The universe was created in love by Love Himself. For God is Love, and God is Beauty, and God is Perfection, but God wanted to extend love outside the Trinity. He created the angels with free will and the ability to love. He created the material world to express beauty, and to image love in their relationships, whether the gravity of stars or the reproduction of animals. Yet He created man with three abilities: to love, to reflect beauty and, in the quality which separates man from both beast and angel, the ability to create.
Angels can think, and angels can love, but angels, as spiritual beings, are incapable of creating. Animals procreate, but they have no free will in their procreation. They are driven entirely by the rules of nature programmed into their DNA.
Among the animals, only Man is capable of applying will to the process of procreation, and among thinking beings, only man is capable of conceiving ideas which he then constructs into material form.
Thus man is made “in the image and likeness of God” in that, unlike all other creatures, He is capable of art. Unlike all other creatures, man reflects God’s love, God’s intelligence, God’s will, and God’s ability to create.
A perfect vision, it would seem. Yet the vision is hardly reflected in our daily experience of wars and famines, bills and bad weather. Where is the beauty in a terrorist? Where is the love in a drug dealer?
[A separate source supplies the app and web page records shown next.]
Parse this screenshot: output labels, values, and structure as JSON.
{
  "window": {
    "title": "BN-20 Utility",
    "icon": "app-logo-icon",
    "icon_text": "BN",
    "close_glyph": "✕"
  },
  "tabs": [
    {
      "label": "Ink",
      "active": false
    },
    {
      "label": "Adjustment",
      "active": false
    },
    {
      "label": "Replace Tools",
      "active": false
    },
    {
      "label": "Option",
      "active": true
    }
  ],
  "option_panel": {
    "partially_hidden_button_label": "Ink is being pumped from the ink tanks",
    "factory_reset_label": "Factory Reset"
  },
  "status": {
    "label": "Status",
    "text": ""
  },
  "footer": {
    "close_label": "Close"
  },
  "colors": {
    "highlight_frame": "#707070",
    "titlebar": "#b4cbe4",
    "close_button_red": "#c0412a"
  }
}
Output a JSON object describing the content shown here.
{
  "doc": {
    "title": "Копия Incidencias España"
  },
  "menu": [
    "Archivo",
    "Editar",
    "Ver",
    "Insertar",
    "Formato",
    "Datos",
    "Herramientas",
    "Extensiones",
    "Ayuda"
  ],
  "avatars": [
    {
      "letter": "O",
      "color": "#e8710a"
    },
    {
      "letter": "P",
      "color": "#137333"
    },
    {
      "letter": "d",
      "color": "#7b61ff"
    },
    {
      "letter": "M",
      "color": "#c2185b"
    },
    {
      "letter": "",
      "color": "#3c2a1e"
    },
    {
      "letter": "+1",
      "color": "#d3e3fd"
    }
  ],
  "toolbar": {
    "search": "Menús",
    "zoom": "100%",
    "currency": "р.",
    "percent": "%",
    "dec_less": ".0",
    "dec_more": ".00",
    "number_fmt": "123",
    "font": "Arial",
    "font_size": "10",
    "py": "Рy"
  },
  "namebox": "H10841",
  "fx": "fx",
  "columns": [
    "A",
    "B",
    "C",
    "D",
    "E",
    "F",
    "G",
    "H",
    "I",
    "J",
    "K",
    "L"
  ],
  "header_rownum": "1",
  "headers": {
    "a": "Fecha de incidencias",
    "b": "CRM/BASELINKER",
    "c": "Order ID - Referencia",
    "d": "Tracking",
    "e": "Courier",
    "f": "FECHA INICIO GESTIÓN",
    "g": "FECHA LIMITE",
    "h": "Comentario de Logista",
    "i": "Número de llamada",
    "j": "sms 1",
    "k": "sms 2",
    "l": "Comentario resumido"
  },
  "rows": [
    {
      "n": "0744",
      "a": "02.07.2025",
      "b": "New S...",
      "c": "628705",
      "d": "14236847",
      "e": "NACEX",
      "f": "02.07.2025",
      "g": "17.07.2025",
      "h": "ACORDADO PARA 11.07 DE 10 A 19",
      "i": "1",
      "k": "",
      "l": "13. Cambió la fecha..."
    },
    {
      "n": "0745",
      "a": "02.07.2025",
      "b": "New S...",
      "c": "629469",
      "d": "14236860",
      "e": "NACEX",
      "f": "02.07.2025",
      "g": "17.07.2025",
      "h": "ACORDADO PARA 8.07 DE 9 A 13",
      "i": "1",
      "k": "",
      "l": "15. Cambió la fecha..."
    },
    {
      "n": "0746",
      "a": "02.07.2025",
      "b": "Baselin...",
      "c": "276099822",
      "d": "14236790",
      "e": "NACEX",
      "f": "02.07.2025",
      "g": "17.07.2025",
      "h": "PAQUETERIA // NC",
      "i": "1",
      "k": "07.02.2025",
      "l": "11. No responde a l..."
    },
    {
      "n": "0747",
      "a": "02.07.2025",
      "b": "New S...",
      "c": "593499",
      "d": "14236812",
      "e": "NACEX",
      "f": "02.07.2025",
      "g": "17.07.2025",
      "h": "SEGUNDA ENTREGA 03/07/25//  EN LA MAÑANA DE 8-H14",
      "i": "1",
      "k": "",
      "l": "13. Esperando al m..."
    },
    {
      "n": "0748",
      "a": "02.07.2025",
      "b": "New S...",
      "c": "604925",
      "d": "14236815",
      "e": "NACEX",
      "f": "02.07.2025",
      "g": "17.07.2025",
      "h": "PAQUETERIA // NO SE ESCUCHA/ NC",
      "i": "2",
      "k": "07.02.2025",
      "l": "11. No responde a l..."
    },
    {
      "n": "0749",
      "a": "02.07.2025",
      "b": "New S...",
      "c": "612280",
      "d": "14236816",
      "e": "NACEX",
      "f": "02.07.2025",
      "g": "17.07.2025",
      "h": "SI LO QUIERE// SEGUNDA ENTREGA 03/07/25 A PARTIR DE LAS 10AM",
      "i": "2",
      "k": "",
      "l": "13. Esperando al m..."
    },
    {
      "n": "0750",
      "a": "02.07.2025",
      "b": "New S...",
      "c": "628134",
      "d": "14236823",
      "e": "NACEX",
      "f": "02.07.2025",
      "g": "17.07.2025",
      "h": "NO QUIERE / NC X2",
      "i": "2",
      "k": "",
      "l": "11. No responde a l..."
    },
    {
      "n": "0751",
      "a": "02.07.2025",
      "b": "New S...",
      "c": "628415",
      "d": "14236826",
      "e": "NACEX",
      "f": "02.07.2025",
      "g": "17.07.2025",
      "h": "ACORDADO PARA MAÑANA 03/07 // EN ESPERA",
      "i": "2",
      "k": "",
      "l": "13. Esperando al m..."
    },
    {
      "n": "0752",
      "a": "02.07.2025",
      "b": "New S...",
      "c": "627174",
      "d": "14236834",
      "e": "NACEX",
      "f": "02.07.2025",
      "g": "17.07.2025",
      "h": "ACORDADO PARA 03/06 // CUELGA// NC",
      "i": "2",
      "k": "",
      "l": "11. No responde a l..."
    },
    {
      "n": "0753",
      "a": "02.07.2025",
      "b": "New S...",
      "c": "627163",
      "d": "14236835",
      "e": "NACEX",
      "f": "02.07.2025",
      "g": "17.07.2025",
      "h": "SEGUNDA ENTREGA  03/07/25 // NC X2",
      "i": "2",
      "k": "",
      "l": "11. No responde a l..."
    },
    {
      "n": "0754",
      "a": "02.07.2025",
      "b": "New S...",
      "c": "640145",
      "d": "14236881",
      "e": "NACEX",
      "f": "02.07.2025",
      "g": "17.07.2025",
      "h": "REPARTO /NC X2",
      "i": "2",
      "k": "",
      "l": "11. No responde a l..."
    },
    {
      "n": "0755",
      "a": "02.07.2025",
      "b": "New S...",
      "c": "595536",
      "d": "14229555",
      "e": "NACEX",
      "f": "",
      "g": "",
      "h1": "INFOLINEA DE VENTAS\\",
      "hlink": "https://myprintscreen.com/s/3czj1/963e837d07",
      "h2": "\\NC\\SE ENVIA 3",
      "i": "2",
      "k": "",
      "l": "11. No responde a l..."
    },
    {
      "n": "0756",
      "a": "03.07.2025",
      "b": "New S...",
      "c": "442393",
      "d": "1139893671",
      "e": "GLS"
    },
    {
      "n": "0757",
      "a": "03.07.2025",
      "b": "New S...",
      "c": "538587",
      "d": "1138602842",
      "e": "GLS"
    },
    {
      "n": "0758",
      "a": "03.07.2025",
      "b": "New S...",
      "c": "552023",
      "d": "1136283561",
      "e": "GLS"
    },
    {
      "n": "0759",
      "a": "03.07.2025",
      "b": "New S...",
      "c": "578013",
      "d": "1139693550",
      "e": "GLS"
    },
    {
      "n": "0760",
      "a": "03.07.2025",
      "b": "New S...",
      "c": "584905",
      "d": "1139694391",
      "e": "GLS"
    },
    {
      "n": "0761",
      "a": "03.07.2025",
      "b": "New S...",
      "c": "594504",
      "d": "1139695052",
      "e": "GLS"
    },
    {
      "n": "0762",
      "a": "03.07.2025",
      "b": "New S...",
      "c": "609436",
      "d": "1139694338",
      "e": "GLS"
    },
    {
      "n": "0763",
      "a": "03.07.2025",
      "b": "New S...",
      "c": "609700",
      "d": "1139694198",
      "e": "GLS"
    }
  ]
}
Where is the creative ability in a wastrel? How could a loving and beauteous God have created a world where such ugliness and hatred occur?
The mystery is, of course, tangled up in the mystery of our own freedom to love, our freedom to choose, but what of another level?
What of the storms, the earthquakes? What of the mutations that cause death and pain and disorder, which seem to bring discordance to the harmony of the human body?
Did God make a mistake? Did we?
Some of these aberrations are more common than others. Once in every 10,000 to 20,000 conceptions, statistically speaking, there is a sour note in the formation of a small gene that scientists have labeled FBN1, located on Chromosome 15. Maybe some of the base pairs get changed. Maybe part of the gene just breaks off. Something goes wrong, and the result is one of those children whose very existence either decries or demands the existence of God. For how can a God who created a universe of beauty, in which human beings are supposedly the pinnacle of that beauty, have created human beings whose very DNA causes them to lack harmony in their bodies, disproportionate and distended? How could a loving God have allowed those who are allegedly His most precious children to suffer so horribly by design? How could such pain and death result from a nature that is orderly and beautiful? And, yet, most importantly, how could such an unfortunate creature, born into so cruel and loveless a world, find meaning in the pain? Could such a person, whose existence seemingly mocks the idea of order and beauty and love, yet personify these ideals?